A few days later (Feburary 16) the Financial Express reported that Bajaj Auto had started a feud with Hero Honda by planning to build a luxury Bajaj “Pro-Biking” boutique right next to Hero Honda’s corporate headquarters. The showroom would be the second of 55 such shops planned for 2007 with “a technology centre for in-depth understanding of the technology and a specially designed dynamometer for inside showroom test ride.” Bajaj plans to invest $17.5 million in the Pro-Biking showrooms. (A later storie used the figure $67.5 million)
The same day, Sri Lanka banned the import of 2-stroke three-wheelers. Sanjiv was unfazed, claiming that a switch to 4-stroke engines would be nearly effortless.
On the 18th, Bajaj offered bikes for sale on its website for the first time.
On the 21st, Bajaj Auto announced they’d make a decision about the demerger in May.
Feburary 24th brought news that Yamaha, in the midst of joint-venture talks with Bajaj Auto, was considering abandoning the Indian market.
On the 26th, amid rising inflation and labor unrest, Rahul represented industrialist India on a television show called “Citizen’s Budget. The same day, Sanjiv announced that Bajaj had exported 3,000 knocked-down Pulsars to Iran, which will go on sale there in April.

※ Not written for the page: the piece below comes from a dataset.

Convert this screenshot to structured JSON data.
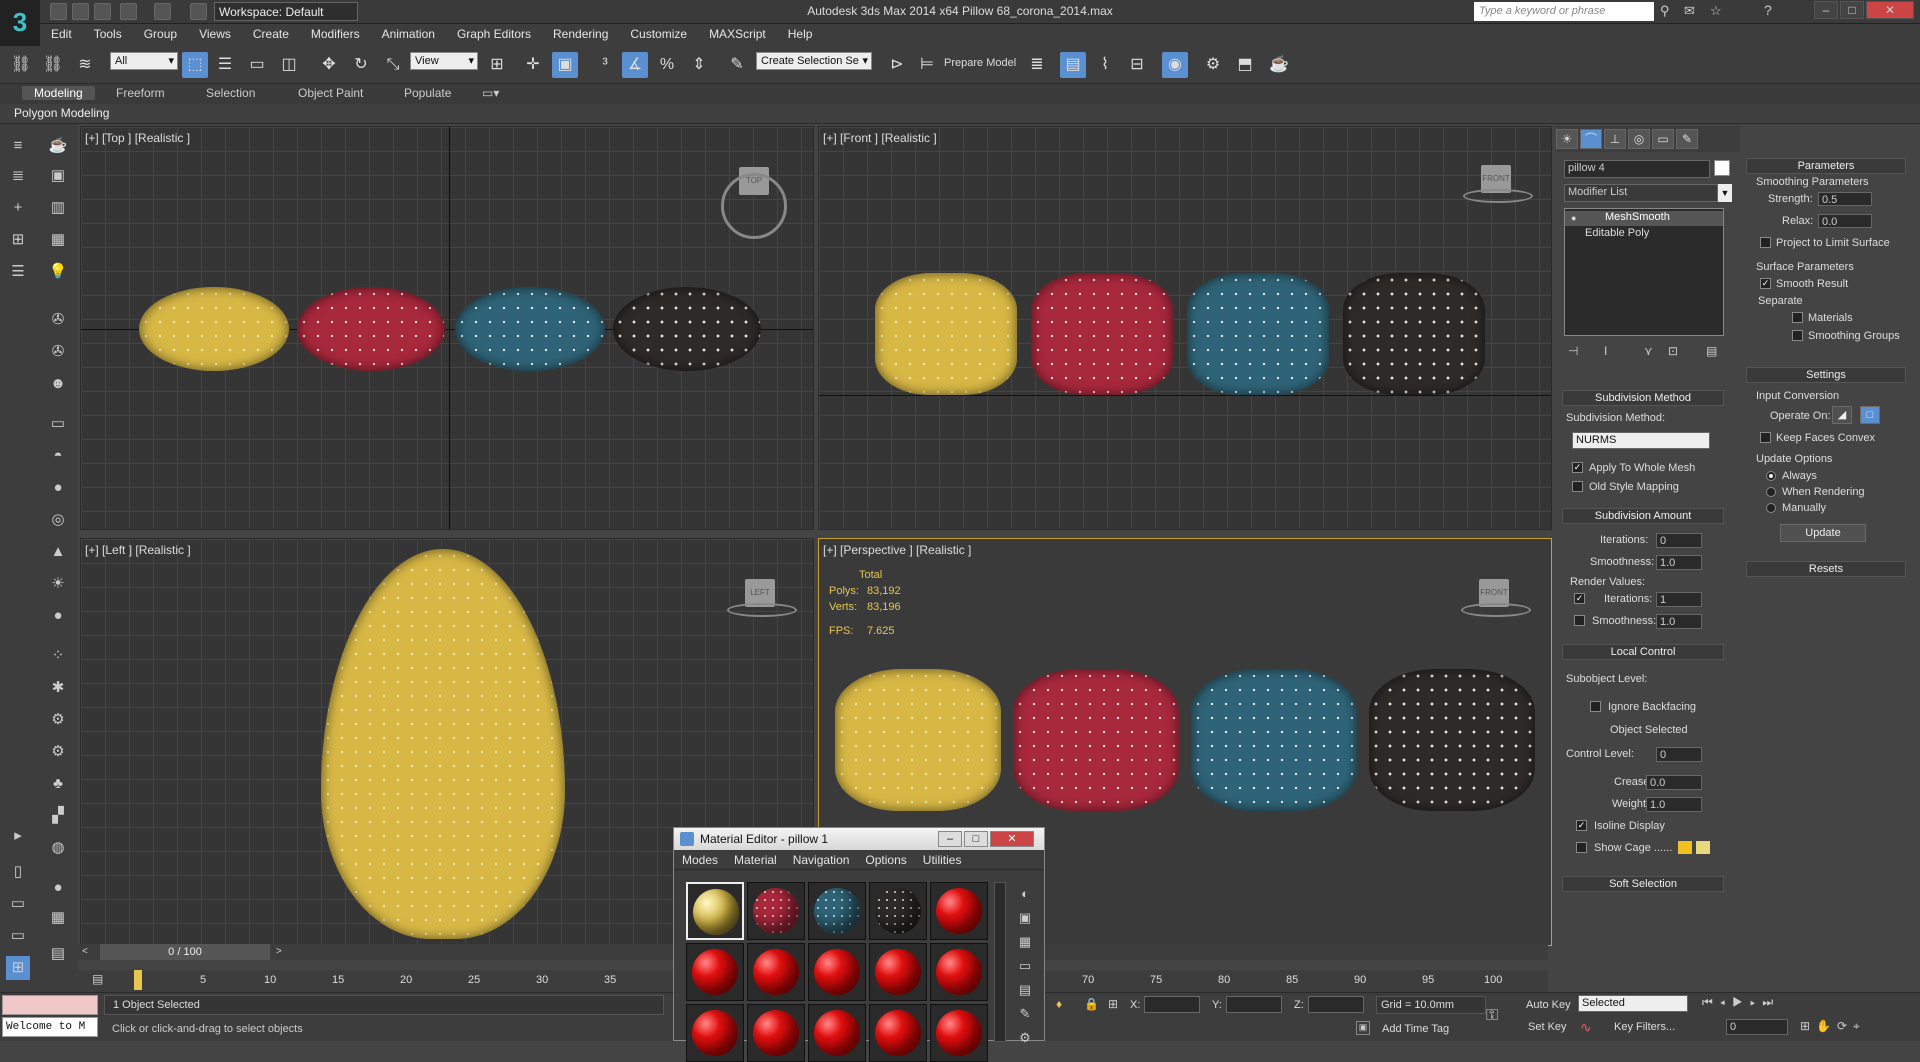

On March 3, Bajaj executive S Sridhar cited bloggers as essential to Bajaj’s marketing strategy (you’re welcome!). Sridhar told the Economic Times that Pulsar reviews were online withing three hours of the launch, and that Bajaj marketing executives watched blogs very closely for feedback (hello, Piaggio!).
On March 7, Bajaj slashed prices on its 100-cc Platina motorcycles to clear the way for bigger models as expected. Meanwhile, Bajaj Allianz, the insurance division who had earlier in the month signed a deal with BMW for auto insurance, announced they were targeting the retail bank sector and applied for a banking license. The talk in Pune, however, was more likely the Industrial Sports Association basketball final, where Tata Motors and Bajaj met that evening. Sadly, we can’t find a result, but we hope Bajaj pulled off a victory. Probably not, because yesterday, they announced they were raising prices on most models and that they would not take over Yamaha’s operations. Interestingly, they restated their committment to abandoning the 100cc motorcycle segment while announcing that a new 1-million capacity 100cc Platina factory in Uttarakhand will open in April.
So what did you do last month? Yes, we just posted six thousand words about Bajaj and didn’t even mention a single scooter. But we do have the dancing Rahul photos in our possesion, so keep readingâ€¦